Local adaptation of Chekhov classic examines struggle of a modern farming family
Can a classic Russian play set on a country estate at the turn of the 19th century be successfully transposed to today’s Sacramento Valley?
That’s the question asked—and answered—by the Blue Room Theatre’s current production of The Almond Orchard, based on Anton Chekhov’s The Cherry Orchard.
Adapted and directed by Joyce Henderson, The Almond Orchard works hard to find equivalency between Chekhov’s brilliant 1904 portrait of Russian society during a time of profound social and political upheaval and what it suggests are similar conditions in the Sacramento Valley.
The Cherry Orchard premiered in 1904, when Russia was still reeling from the emancipation of the serfs 43 years earlier. Industrious former serfs were gaining status and becoming rich, and many aristocrats, unable to care for their farms without the slave labor they had enjoyed, became impoverished.
Henderson, who also plays the main character, Margaret Dietz, has carried over class and wealth distinctions in her adaptation. As The Almond Orchard begins, Margaret is returning to the family estate on the Sacramento River near Chico. For several years she has been living in New York City, to which she fled following the drowning death of her young son.
Henderson, who is truly a force of nature in local theater, plays Margaret as a madly loving and lovable woman who is also hopelessly naïve and impulsive when it comes to managing money. She’s fallen behind on the mortgage, which is why the estate is about to be auctioned off and, with it, the family’s large and beautiful almond orchard.
Margaret’s brother, Peter (an excellent Bruce Dillman), is even more foolish. He keeps coming up with harebrained schemes to make money, but like his Chekhovian counterpart, Leonid Andreievitch Gayev, and others among the landowner class, he lacks drive and determination.
The man who does have drive is Luis Castillo (played by Eric Ricketts), a wealthy local businessman of Latino heritage whom everyone calls Louis. He is willing to lend the Dietz family money to pay their debts, but family pride gets in the way—as well as the long-shot hope that an eccentric aunt in San Francisco will come up with the money.
Luis also insistently argues that, by developing part of the estate, including the almond orchard, into summer rental cottages, the Dietz family could maintain ownership.
There are an even dozen roles in Henderson’s adaptation, and all but one—a transient veteran who passes through and talks Margaret into giving him the last of her money—are involved in one or more subplots, including a couple of love stories.
The characters form three groups: the Dietz family (Peter, Margaret and Margaret’s daughters, Maria and Elizabeth); their local friends, including Luis; and the “servants” (i.e., employees) who keep the Dietzes and their estate functioning. All would be greatly affected, one way or another, if the almond orchard were sold.

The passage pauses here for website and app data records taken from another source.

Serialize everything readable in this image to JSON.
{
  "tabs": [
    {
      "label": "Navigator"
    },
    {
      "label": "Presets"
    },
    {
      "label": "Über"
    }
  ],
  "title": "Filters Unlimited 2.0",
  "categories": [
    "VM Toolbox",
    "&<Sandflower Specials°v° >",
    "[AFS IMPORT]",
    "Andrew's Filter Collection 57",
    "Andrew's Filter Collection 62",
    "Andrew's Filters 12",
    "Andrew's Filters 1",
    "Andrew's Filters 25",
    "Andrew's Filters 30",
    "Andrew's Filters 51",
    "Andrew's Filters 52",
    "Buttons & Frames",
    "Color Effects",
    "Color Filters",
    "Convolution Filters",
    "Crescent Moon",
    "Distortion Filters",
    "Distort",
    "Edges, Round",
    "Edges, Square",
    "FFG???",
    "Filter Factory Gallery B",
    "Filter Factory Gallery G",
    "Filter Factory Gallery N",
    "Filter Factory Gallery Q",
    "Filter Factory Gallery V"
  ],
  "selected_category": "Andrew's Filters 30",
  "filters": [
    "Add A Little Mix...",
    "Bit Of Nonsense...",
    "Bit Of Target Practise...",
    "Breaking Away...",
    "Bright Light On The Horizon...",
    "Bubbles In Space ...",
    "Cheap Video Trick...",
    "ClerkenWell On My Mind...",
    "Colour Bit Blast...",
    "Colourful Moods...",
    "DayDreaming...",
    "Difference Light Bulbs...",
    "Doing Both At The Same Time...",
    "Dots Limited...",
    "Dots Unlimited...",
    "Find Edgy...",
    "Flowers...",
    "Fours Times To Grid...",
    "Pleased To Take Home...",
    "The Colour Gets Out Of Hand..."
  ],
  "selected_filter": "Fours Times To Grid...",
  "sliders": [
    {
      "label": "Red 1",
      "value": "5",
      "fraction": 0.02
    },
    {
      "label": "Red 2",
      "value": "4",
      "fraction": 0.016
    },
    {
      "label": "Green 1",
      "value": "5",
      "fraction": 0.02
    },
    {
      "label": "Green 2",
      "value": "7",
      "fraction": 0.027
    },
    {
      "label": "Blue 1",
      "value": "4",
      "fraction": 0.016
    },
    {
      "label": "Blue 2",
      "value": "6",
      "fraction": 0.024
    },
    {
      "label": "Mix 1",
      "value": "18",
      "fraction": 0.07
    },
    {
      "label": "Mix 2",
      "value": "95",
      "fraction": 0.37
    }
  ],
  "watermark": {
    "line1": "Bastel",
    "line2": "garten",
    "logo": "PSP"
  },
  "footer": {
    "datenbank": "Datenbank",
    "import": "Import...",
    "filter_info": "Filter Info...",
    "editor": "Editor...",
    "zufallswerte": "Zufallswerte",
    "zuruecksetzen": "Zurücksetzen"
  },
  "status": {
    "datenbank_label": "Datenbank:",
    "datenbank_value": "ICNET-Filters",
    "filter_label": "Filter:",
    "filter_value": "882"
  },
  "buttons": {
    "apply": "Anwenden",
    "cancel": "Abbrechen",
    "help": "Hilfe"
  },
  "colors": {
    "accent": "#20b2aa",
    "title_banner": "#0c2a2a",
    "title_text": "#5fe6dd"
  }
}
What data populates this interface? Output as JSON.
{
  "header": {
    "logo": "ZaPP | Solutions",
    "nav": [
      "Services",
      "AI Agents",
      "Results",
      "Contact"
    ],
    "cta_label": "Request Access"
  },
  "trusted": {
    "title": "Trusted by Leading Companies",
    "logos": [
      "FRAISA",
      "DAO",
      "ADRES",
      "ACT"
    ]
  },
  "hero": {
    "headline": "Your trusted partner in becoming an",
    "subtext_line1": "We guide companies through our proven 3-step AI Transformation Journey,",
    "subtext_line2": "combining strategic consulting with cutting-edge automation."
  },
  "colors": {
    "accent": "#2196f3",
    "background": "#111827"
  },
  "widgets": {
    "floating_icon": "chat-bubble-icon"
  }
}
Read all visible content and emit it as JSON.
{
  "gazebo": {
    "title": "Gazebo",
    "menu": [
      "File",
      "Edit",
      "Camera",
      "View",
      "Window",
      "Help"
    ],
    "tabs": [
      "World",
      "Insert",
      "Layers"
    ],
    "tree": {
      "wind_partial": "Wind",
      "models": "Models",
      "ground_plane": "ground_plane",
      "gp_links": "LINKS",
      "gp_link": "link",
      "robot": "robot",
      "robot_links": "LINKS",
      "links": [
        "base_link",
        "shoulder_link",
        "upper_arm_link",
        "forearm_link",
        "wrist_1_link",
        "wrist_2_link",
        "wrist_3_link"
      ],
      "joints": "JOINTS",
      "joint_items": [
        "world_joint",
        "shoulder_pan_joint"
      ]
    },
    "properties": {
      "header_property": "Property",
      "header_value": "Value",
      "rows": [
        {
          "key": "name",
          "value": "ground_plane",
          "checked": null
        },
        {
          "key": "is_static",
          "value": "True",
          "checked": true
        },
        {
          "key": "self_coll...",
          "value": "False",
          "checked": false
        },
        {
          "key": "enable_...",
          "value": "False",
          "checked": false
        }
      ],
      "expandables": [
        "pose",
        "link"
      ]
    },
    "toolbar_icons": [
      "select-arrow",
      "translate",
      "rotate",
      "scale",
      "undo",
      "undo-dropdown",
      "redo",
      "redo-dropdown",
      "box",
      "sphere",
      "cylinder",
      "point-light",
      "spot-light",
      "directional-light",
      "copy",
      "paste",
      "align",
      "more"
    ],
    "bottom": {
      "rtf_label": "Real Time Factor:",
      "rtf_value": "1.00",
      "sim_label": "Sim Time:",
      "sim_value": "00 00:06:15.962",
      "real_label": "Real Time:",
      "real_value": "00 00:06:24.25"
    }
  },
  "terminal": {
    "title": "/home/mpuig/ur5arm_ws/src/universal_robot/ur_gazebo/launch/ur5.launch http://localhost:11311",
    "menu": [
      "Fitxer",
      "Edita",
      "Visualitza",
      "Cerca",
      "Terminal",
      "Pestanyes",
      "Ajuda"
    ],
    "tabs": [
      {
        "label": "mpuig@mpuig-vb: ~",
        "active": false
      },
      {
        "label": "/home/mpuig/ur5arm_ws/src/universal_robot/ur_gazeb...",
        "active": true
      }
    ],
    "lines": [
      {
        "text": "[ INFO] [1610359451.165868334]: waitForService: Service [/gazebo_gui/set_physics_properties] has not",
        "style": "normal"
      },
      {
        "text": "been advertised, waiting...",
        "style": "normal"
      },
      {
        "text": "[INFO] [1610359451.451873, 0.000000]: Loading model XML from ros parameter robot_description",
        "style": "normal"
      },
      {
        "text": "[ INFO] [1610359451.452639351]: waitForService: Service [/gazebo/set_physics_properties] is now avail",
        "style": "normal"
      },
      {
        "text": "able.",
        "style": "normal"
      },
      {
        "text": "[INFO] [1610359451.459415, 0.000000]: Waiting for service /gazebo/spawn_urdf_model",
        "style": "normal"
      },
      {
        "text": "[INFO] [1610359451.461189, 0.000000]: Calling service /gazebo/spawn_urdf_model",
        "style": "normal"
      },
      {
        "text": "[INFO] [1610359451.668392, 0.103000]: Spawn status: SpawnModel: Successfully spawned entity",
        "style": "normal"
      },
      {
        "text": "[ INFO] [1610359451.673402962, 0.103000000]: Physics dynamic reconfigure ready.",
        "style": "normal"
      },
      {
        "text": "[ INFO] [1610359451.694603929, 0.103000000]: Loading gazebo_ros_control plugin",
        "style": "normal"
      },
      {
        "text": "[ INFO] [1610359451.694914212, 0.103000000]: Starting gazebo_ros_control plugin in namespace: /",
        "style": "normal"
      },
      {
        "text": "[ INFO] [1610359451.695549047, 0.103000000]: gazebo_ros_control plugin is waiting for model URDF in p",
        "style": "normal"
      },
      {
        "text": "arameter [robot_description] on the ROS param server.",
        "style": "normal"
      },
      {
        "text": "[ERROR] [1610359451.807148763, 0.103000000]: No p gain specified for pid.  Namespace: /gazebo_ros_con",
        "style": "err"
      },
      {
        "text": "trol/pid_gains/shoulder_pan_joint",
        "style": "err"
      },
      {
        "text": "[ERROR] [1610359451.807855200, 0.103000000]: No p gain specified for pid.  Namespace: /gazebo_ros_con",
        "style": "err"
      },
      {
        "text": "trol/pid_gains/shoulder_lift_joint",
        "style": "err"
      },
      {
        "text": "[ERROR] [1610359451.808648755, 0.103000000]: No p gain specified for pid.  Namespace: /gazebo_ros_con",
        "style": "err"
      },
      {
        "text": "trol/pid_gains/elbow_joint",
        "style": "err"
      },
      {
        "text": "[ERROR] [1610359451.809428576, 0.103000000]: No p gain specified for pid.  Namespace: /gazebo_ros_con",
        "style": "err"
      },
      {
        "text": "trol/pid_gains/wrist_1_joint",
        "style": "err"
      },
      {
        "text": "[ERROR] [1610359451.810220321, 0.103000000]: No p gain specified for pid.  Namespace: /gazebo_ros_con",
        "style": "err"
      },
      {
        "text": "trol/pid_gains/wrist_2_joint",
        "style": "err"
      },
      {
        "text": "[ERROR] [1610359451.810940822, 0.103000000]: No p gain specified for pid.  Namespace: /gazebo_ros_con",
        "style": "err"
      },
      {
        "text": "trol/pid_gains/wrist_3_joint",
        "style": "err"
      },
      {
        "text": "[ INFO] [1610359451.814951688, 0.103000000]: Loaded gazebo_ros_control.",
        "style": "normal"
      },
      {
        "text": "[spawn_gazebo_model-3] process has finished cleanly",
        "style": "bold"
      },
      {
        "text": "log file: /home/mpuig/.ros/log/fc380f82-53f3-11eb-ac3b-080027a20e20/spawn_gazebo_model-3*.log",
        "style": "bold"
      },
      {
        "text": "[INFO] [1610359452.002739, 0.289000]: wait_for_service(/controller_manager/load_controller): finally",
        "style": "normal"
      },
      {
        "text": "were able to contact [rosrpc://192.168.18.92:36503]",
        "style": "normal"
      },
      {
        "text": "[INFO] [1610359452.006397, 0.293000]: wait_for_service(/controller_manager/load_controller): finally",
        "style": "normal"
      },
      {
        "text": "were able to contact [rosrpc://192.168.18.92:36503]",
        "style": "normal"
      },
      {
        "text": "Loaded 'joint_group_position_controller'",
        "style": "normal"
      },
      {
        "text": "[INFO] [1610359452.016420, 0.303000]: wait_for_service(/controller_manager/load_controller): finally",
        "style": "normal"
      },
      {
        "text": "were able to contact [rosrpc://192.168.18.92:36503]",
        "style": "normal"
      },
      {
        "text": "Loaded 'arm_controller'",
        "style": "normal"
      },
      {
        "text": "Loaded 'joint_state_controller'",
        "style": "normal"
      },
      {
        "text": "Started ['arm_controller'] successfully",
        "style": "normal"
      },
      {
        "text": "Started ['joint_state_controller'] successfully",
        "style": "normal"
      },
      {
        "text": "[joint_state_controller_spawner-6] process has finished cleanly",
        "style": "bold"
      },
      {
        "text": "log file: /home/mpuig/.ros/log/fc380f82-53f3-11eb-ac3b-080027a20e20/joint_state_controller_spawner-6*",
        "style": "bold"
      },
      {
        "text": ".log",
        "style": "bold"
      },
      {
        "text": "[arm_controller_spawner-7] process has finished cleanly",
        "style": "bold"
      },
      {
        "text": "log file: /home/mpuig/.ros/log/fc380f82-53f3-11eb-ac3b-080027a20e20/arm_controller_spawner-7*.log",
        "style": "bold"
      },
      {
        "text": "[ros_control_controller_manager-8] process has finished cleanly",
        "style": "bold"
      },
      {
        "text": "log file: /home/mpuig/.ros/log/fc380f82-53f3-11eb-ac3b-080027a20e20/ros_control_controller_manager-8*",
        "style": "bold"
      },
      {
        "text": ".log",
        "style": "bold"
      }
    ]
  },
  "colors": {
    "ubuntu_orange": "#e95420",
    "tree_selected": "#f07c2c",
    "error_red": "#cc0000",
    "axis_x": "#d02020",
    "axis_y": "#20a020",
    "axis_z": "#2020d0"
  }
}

The decline of the Dietz estate is attributed to the family’s weakness in the face of outside pressures. Whether that’s realistic is debatable, but it’s certainly true that many farm families today are fragile. As their children become adults and, aware that farming is relentlessly hard work, decide they don’t want to follow in their parents’ footsteps, conflicts over inheritance sometimes occur.
The Almond Orchard is a big play being staged in a small theater, but overall it works well. The acting is generally quite good, and the set (designed by Amber Miller) is left open to accommodate a dozen actors, who sometimes are all on stage at once.
Miller is also responsible for the huge painting of a blooming almond tree on the stage’s back wall. More than any other single element, it establishes what is at stake in this story—and in our valley.